Communities in Nyamasheke and Rusizi in Rwanda, where the Creating Off-farm Rwandan Enterprises (CORE) project takes place, remain predominantly agricultural. The rate of unemployment remains very high, with men significantly outnumbering the women when it comes to employment in both districts.
As such this project aims to support women and youth run cooperatives and help them build diverse off-farm entrepreneurship skills so that women and youth increase their opportunities to make a living, keep their families safe and allow for more inclusive and sustainable development within communities.

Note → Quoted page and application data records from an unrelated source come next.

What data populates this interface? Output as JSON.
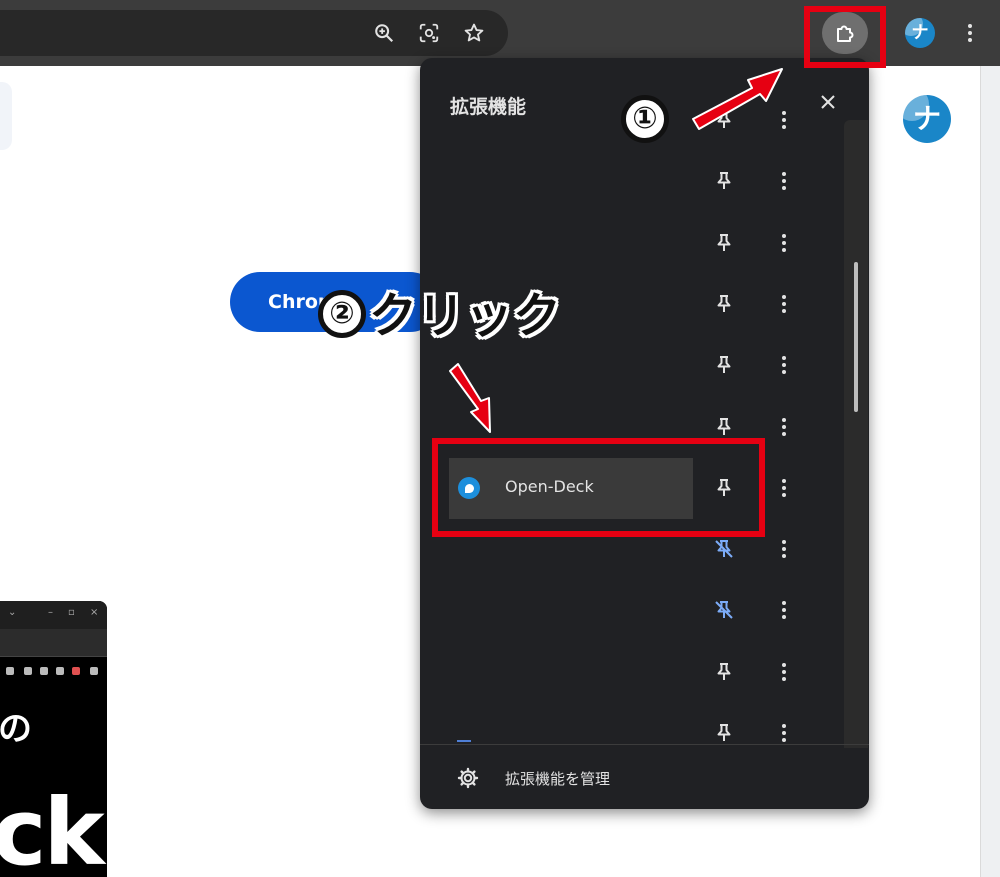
{
  "toolbar": {
    "icons": [
      "zoom-icon",
      "lens-icon",
      "bookmark-star-icon",
      "extensions-puzzle-icon",
      "profile-avatar",
      "menu-kebab-icon"
    ],
    "avatar_letter": "ナ"
  },
  "page": {
    "button_label": "Chrome",
    "thumbnail": {
      "text_top": "の",
      "text_big": "ck"
    }
  },
  "extensions_panel": {
    "title": "拡張機能",
    "rows": [
      {
        "label": "",
        "pinned": true
      },
      {
        "label": "",
        "pinned": true
      },
      {
        "label": "",
        "pinned": true
      },
      {
        "label": "",
        "pinned": true
      },
      {
        "label": "",
        "pinned": true
      },
      {
        "label": "",
        "pinned": true
      },
      {
        "label": "Open-Deck",
        "pinned": true,
        "highlighted": true
      },
      {
        "label": "",
        "pinned": false
      },
      {
        "label": "",
        "pinned": false
      },
      {
        "label": "",
        "pinned": true
      },
      {
        "label": "",
        "pinned": true
      }
    ],
    "manage_label": "拡張機能を管理"
  },
  "annotations": {
    "step1_badge": "①",
    "step2_badge": "②",
    "step2_text": "クリック",
    "accent_color": "#e60012"
  }
}
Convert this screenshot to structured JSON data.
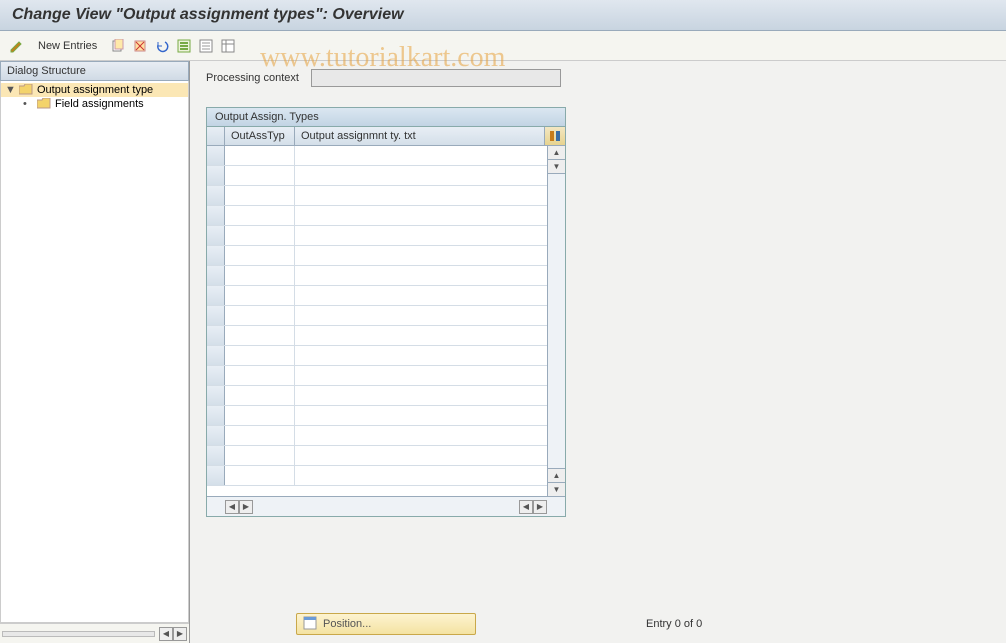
{
  "title": "Change View \"Output assignment types\": Overview",
  "watermark": "www.tutorialkart.com",
  "toolbar": {
    "new_entries_label": "New Entries"
  },
  "sidebar": {
    "header": "Dialog Structure",
    "items": [
      {
        "label": "Output assignment type",
        "selected": true,
        "open": true,
        "level": 0
      },
      {
        "label": "Field assignments",
        "selected": false,
        "open": false,
        "level": 1
      }
    ]
  },
  "main": {
    "field_label": "Processing context",
    "field_value": "",
    "grid": {
      "title": "Output Assign. Types",
      "columns": [
        "OutAssTyp",
        "Output assignmnt ty. txt"
      ],
      "row_count": 17
    },
    "position_button": "Position...",
    "entry_status": "Entry 0 of 0"
  }
}
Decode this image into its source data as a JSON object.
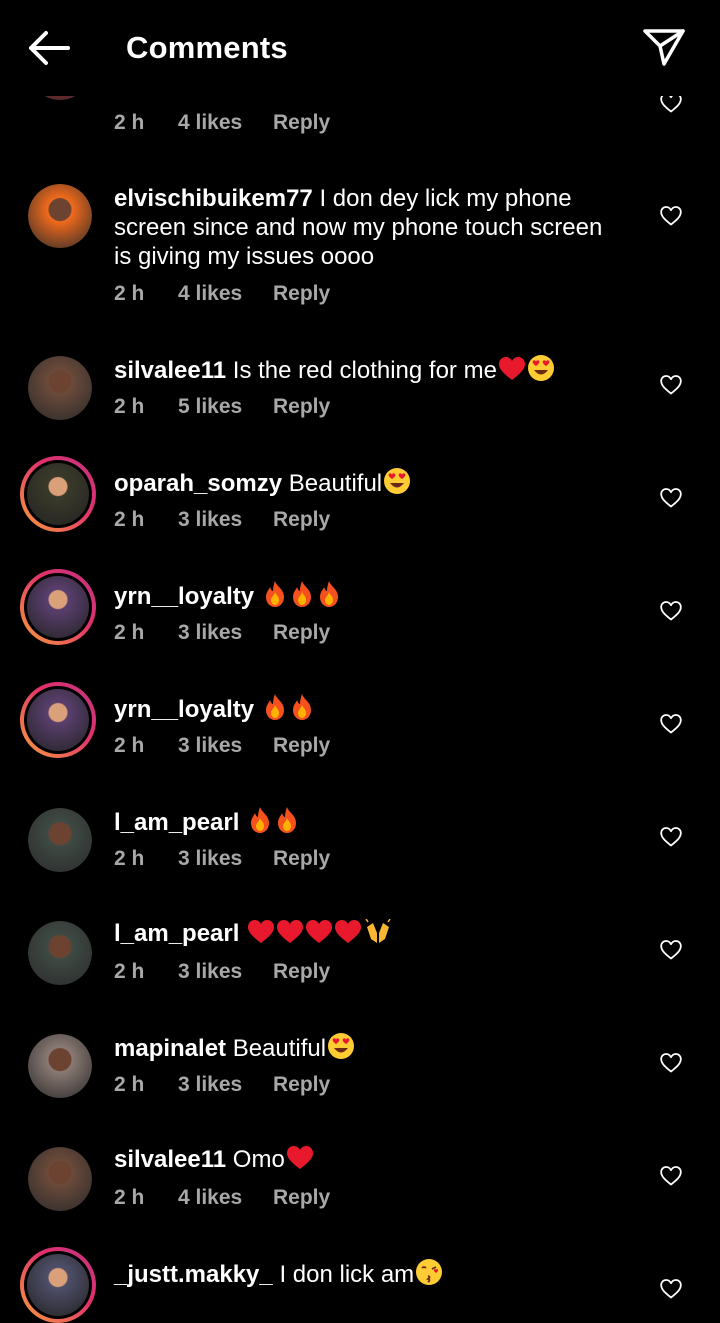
{
  "header": {
    "title": "Comments",
    "back_icon": "arrow-left-icon",
    "share_icon": "paper-plane-icon"
  },
  "comments": [
    {
      "username": "",
      "text": "",
      "time": "2 h",
      "likes": "4 likes",
      "reply": "Reply",
      "avatar_color": "#b4262f",
      "story_ring": false,
      "emojis": []
    },
    {
      "username": "elvischibuikem77",
      "text": "I don dey lick my phone screen since and now my phone touch screen is giving my issues oooo",
      "time": "2 h",
      "likes": "4 likes",
      "reply": "Reply",
      "avatar_color": "#f26a1b",
      "story_ring": false,
      "emojis": []
    },
    {
      "username": "silvalee11",
      "text": "Is the red clothing for me",
      "time": "2 h",
      "likes": "5 likes",
      "reply": "Reply",
      "avatar_color": "#6b4a3a",
      "story_ring": false,
      "emojis": [
        "red-heart",
        "heart-eyes"
      ]
    },
    {
      "username": "oparah_somzy",
      "text": "Beautiful",
      "time": "2 h",
      "likes": "3 likes",
      "reply": "Reply",
      "avatar_color": "#3a3a2a",
      "story_ring": true,
      "emojis": [
        "heart-eyes"
      ]
    },
    {
      "username": "yrn__loyalty",
      "text": "",
      "time": "2 h",
      "likes": "3 likes",
      "reply": "Reply",
      "avatar_color": "#5a3f6e",
      "story_ring": true,
      "emojis": [
        "fire",
        "fire",
        "fire"
      ]
    },
    {
      "username": "yrn__loyalty",
      "text": "",
      "time": "2 h",
      "likes": "3 likes",
      "reply": "Reply",
      "avatar_color": "#5a3f6e",
      "story_ring": true,
      "emojis": [
        "fire",
        "fire"
      ]
    },
    {
      "username": "l_am_pearl",
      "text": "",
      "time": "2 h",
      "likes": "3 likes",
      "reply": "Reply",
      "avatar_color": "#3f4a44",
      "story_ring": false,
      "emojis": [
        "fire",
        "fire"
      ]
    },
    {
      "username": "l_am_pearl",
      "text": "",
      "time": "2 h",
      "likes": "3 likes",
      "reply": "Reply",
      "avatar_color": "#3f4a44",
      "story_ring": false,
      "emojis": [
        "red-heart",
        "red-heart",
        "red-heart",
        "red-heart",
        "raised-hands"
      ]
    },
    {
      "username": "mapinalet",
      "text": "Beautiful",
      "time": "2 h",
      "likes": "3 likes",
      "reply": "Reply",
      "avatar_color": "#8a7a74",
      "story_ring": false,
      "emojis": [
        "heart-eyes"
      ]
    },
    {
      "username": "silvalee11",
      "text": "Omo",
      "time": "2 h",
      "likes": "4 likes",
      "reply": "Reply",
      "avatar_color": "#6b4a3a",
      "story_ring": false,
      "emojis": [
        "red-heart"
      ]
    },
    {
      "username": "_justt.makky_",
      "text": "I don lick am",
      "time": "",
      "likes": "",
      "reply": "",
      "avatar_color": "#4f4f6a",
      "story_ring": true,
      "emojis": [
        "kissing-face"
      ]
    }
  ],
  "colors": {
    "background": "#000000",
    "meta_text": "#a8a8a8",
    "story_ring_start": "#f9a03c",
    "story_ring_end": "#c13584"
  }
}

The project also provides training and links these trained women and youth with long term business mentors to help support them as they grow their enterprises.
Rose participated in a three-day training about entrepreneurship, business planning and record keeping organised by the CORE project. Following the training she took her newly acquired skills, especially on customer care and marketing, and started to implement changes to her business. As a result, Rose started to see an increase in her sales and decided to secure a loan from the bank worth 1,350,000 Rwandan francs, which she has used to grow and expand her business further with her husband.
"I learned how best to take care of my customers. I now ensure they feel at home when they enter my shop, park for them, and help those who buy in bulk get their good to their transport means. This encourages many people to come to my shop – this is a result of the training," Rose tells us.
Entrepreneurship training empowers women in critical thinking, oral communication, marketing/selling, planning and research.
Rose hopes to boost her business capital so that it is worth 10,000,000 Rwandan francs.
The CORE Project also helps to strengthen local saving groups by providing them with training on saving culture, loans application, group management, how to support start-up businesses, business management etc. These savings groups are linked to financial institutions to help make it easier for communities to access financial support for their businesses and the trainings help these groups to provide the support needed to help businesses to grow and contribute back to the community.
Grace had to drop out from school because her family could not afford the university fees. Initially she worked on farms to make a living but with the help of the Tuzamurane kalambi saving group, Grace was able to borrow 20,000 Rwandan francs to start her mobile money business – a mobile payments system handled by a mobile operator and accessible from the payees mobile phones. This conversion of cash into electronic value and vice versa, can be done in stores or by agents like Grace.
Grace’s business journey has not been smooth, she has experienced challenges like having inadequate capital and working in a male dominated workplace that can be a sexist environment. However, she is determined and continues to work hard. She has managed to increase the value of her business to 220,000 Rwandan francs.
"There are a lot of challenges for women in this kind of business, however the only force needed to move ahead is determination, courage and passion," Grace said.
Through the trainings and dialogue sessions, business is being leveraged to adopt conflict and gender sensitive practices. It is also being used to collectively influence post conflict development policies and practices for more inclusive and sustainable development within communities and end all kinds of violence and gender issues women and youth cross-border traders face in their daily work. Conflict hampers trade and socio-economic development and peace does the opposite.
Read more about the women working as cross-border traders in Rwanda and how they are persevering despite the challenges posed by COVID-19.